On April 6, 2022

Rep. Becca White announces primary challenge to Windsor County’s senators

By Sarah Mearhoff/VTDigger

Rep. Becca White, D-Hartford, is looking for a promotion.

The two-term state representative on Monday, April 4, launched her candidacy for one of Windsor County’s three state Senate seats. 

Unless any of the delegation’s incumbent senators — Alison Clarkson, Dick McCormack and Alice Nitka, all Democrats — decide to retire, White’s candidacy sets up an unusual competitive primary come August.

Should she win, the 27-year-old White would become the youngest member of the Senate, and that’s a fact she’s stressing in her campaign messaging. Her slogan — “It’s time for the next generation of leadership to come from Windsor County” — was born from a conversation she had with her mother.

“I was describing how it was hard to hear either comments or concern from people in my age group who were saying, ‘I just don’t have anyone in a regional position who I can go to and talk to about issues that are facing my generation,’” White said. “And my mom said, ‘Yeah, we need that next generation of leadership,’ and I basically was like, ‘There’s my bumper sticker.’”

Most members of the Senate are at least 50 years old, and many are far older than that. The three youngest currently serving are Sens. Corey Parent (R-Franklin), Joshua Terenzini (R-Rutland), and Kesha Ram Hinsdale (D-Chittenden), all of whom are in their 30s.

White said she respects state senators who have years of experience, and the institutional knowledge that comes with it. But, she added, “It’s hard to look over the Senate and not be concerned that there isn’t a bench of next leaders.” And serving in Vermont’s part-time Legislature can be logistically challenging for young people.

By Mike Dougherty/VTDigger
Rep. Rebecca White, D-Hartford, has announced a Senate run.

“That makes me feel a responsibility to run, because I have so many people in my life who are just as talented, if not more so than I am who, due to circumstances outside of their control, can’t make being in government their life,” she said. “Whether they have kids, or they have a mortgage, or they don’t have a partner like I do who I can get my health insurance through, it really does count a lot of people out.”

Though the Legislature recently approved new House and Senate districts following the 2020 Census, all three of Windsor County’s incumbent senators still live within the new district lines.

Clarkson said Monday that, as of now, all three are currently planning to run for reelection, “but you never know what will happen. You know life. Things happen.”

Clarkson added that White’s candidacy is exciting and “good news.” Adding: “Becca has been a thoughtful colleague … and has let us all know what her intent is.”

Nitka said she hasn’t made a final decision as to whether she will run again. 

McCormack said that, as in past years, he plans to announce his reelection plans after the conclusion of the legislative session. “Nothing about this year is different,” he added, saying that he has been weighing retirement for several election cycles.

Asked what she believes are the top issues facing Windsor County and the rest of the state, White pointed to Vermont’s housing crisis, income inequality and demographic challenges.

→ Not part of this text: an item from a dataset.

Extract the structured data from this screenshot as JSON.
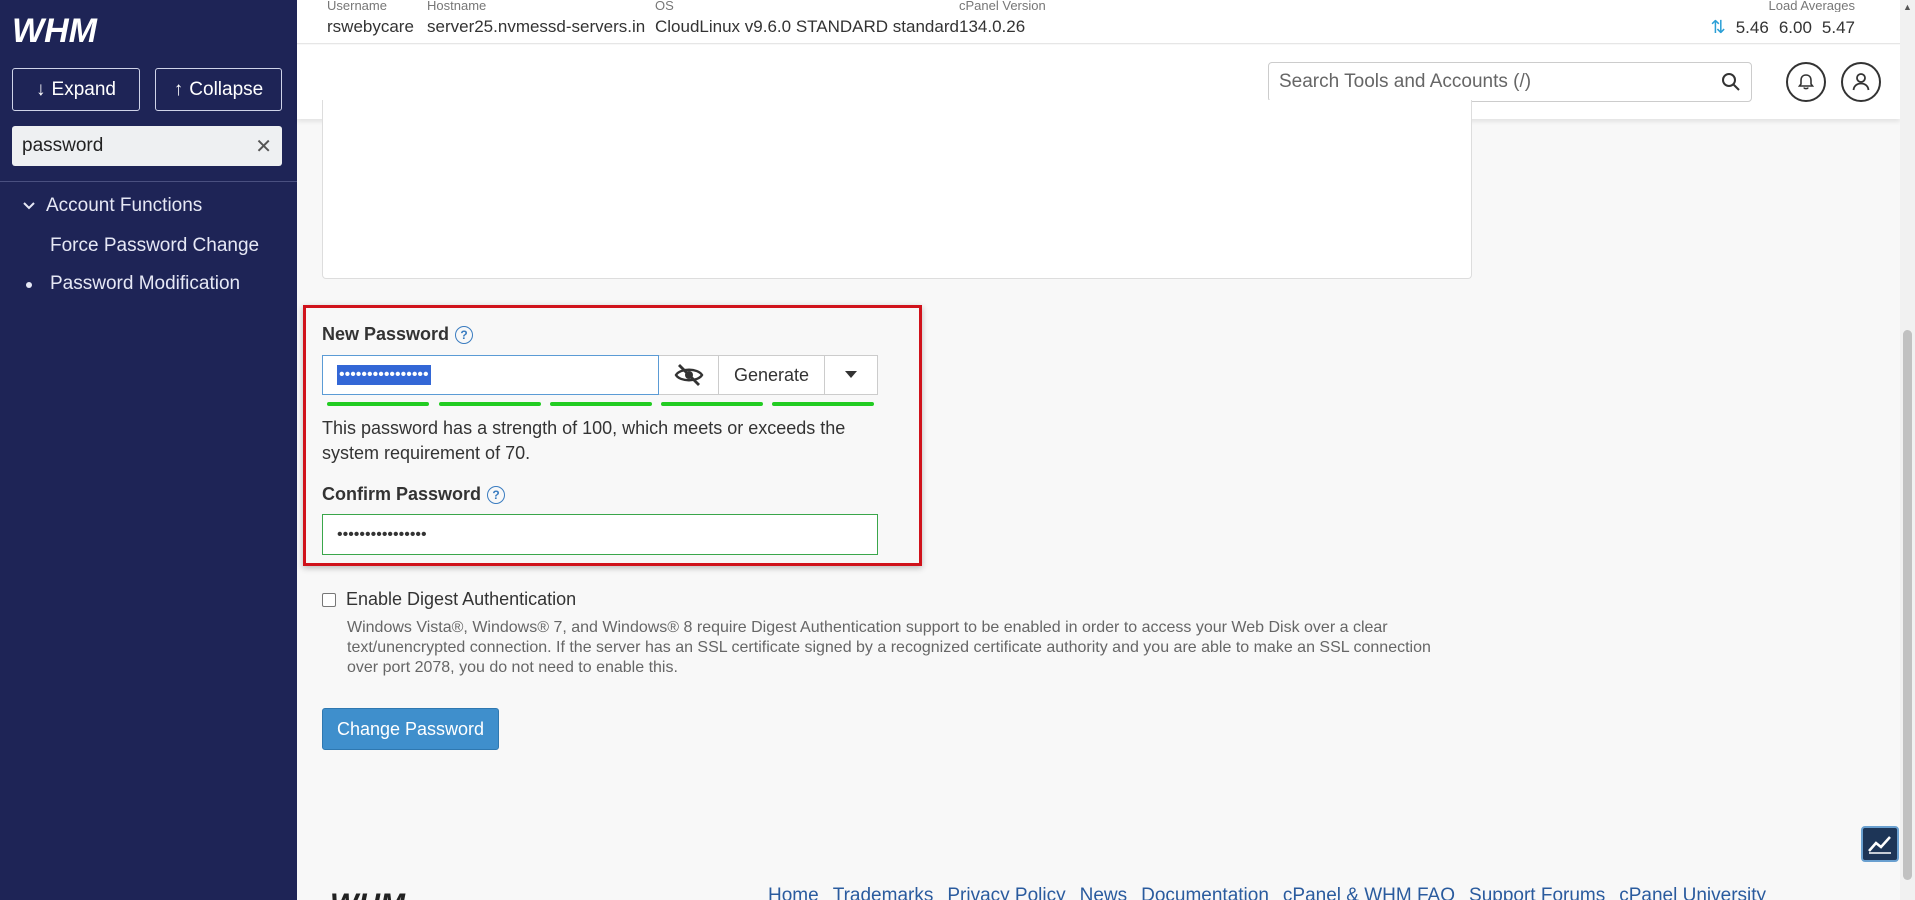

She said she’s been proud of her work in the House Transportation Committee and on Prop 5, which would enshrine abortion rights in the state constitution. She also pointed to her efforts to remain accessible to her constituents.

As for how she will differentiate herself from the three incumbents during the primary race, White said: “I will be running a very robust campaign that seeks to engage every single door in the county, and that is a strategy that isn’t being employed by every Windsor county senator at the moment.”

Do you want to submit feedback to the editor?

Send Us An Email!

Related Posts

Vermont Legislature adjourns after a contentious 2024 session

May 15, 2024
Session was shaped by debates over property taxes, housing shortages, flood recovery and public safety By Sarah Mearhoff and Shaun Robinson/VTDigger After a tumultuous day of dealmaking on housing, land use and property tax measures, the Vermont Legislature adjourned its 2024 session in the early hours of Saturday morning, May 11. The Senate gaveled out at 1:18 a.m.…

New data shows first decrease in Vermont opioid deaths since 2019

May 15, 2024
Overdose deaths in Vermont have decreased for the first time since 2019. According to the Dept. of Health’s newly released Annual Fatal Overdose Report, opioid-related overdoses resulted in the death of 231 Vermonters in 2023, a 5% drop from 2022 when 244 Vermonters died. The overdose report includes data on Vermonters who died of any drug…

Safe bet

May 15, 2024
After a week of long days and late nights, the regular session of the 2024 Vermont Legislature adjourned early Saturday morning just after 2 a.m. My best guess in the annual adjournment pool was 6:30 p.m. Friday evening, which turned out to be way too optimistic. When the Legislature finishes its work for the session,…

A lot accomplished this Legislative session

May 15, 2024
Vermont’s 2023-24 Legislative Biennium ended in the wee hours of Saturday morning May 11. The Senate gaveled out at 1:18 a.m. and the House about 2 a.m. This has been a hard session. It was begun in the wake of a natural disaster, with a state recovering from terrible flooding. Despite these challenges we managed…